• _EXERCISE DIRECTIONS_
Using the data beneath, show every line that includes the word "search".

• _DATASET CONTENT_

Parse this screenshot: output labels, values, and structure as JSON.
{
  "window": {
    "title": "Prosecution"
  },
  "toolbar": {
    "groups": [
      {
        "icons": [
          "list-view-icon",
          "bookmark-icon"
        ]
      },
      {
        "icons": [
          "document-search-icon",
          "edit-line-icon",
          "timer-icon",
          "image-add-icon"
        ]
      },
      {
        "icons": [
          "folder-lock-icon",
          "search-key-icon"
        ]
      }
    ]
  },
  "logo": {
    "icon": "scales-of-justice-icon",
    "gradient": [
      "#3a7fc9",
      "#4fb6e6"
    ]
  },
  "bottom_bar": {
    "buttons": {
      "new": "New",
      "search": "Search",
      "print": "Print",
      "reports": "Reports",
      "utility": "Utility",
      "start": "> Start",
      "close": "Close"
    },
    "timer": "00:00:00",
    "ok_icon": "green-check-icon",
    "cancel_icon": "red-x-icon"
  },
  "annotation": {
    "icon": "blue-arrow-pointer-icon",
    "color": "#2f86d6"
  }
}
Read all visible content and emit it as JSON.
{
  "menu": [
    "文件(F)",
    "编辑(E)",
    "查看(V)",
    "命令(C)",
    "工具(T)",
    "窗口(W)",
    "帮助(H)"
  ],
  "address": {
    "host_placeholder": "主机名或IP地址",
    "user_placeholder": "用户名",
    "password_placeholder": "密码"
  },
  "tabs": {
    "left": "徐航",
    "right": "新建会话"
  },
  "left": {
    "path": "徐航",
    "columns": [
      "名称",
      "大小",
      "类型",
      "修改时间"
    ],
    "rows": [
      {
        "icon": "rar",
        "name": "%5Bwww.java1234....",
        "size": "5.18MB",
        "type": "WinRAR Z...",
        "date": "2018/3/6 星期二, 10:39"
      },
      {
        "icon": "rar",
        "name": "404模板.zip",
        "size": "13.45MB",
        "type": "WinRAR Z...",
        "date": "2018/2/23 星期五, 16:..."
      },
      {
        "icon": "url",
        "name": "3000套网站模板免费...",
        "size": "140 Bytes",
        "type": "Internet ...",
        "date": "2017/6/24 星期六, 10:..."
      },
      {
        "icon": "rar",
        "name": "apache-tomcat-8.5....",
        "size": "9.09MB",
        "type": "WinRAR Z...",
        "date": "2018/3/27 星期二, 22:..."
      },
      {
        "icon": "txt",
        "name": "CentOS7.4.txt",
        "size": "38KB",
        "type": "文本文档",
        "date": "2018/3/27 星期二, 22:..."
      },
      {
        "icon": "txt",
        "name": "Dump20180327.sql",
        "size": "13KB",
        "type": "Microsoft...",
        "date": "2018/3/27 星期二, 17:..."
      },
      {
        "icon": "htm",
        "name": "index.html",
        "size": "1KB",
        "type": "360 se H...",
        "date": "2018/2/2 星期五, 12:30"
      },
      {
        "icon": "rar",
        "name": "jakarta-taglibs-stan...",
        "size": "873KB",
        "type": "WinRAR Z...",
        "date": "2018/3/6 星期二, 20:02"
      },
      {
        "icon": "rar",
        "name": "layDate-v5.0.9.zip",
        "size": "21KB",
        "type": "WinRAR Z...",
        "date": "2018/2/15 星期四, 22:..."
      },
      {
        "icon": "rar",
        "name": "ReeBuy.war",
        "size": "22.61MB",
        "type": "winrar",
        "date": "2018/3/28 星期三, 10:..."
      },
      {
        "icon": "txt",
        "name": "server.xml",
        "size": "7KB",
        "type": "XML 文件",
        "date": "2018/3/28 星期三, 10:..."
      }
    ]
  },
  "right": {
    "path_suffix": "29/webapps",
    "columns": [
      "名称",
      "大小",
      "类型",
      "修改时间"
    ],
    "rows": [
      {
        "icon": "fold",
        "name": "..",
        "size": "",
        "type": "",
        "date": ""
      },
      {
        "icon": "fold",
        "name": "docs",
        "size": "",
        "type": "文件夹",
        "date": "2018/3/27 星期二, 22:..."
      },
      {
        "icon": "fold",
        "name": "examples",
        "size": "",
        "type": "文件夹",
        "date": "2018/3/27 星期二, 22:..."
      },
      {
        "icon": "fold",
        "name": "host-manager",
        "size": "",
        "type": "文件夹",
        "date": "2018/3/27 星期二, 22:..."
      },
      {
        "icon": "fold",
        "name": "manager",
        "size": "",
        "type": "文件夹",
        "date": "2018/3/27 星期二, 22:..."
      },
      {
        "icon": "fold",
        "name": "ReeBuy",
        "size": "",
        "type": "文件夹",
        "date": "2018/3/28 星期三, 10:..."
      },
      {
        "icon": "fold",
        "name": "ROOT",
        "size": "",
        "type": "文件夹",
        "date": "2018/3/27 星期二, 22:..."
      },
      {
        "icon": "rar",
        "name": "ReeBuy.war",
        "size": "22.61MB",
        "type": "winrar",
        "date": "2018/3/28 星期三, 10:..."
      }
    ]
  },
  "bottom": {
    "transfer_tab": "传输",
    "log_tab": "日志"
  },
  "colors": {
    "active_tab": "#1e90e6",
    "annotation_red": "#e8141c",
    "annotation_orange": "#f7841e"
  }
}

• _RESPONSE TO THIS TASK_
          "document-search-icon",
          "search-key-icon"
      "search": "Search",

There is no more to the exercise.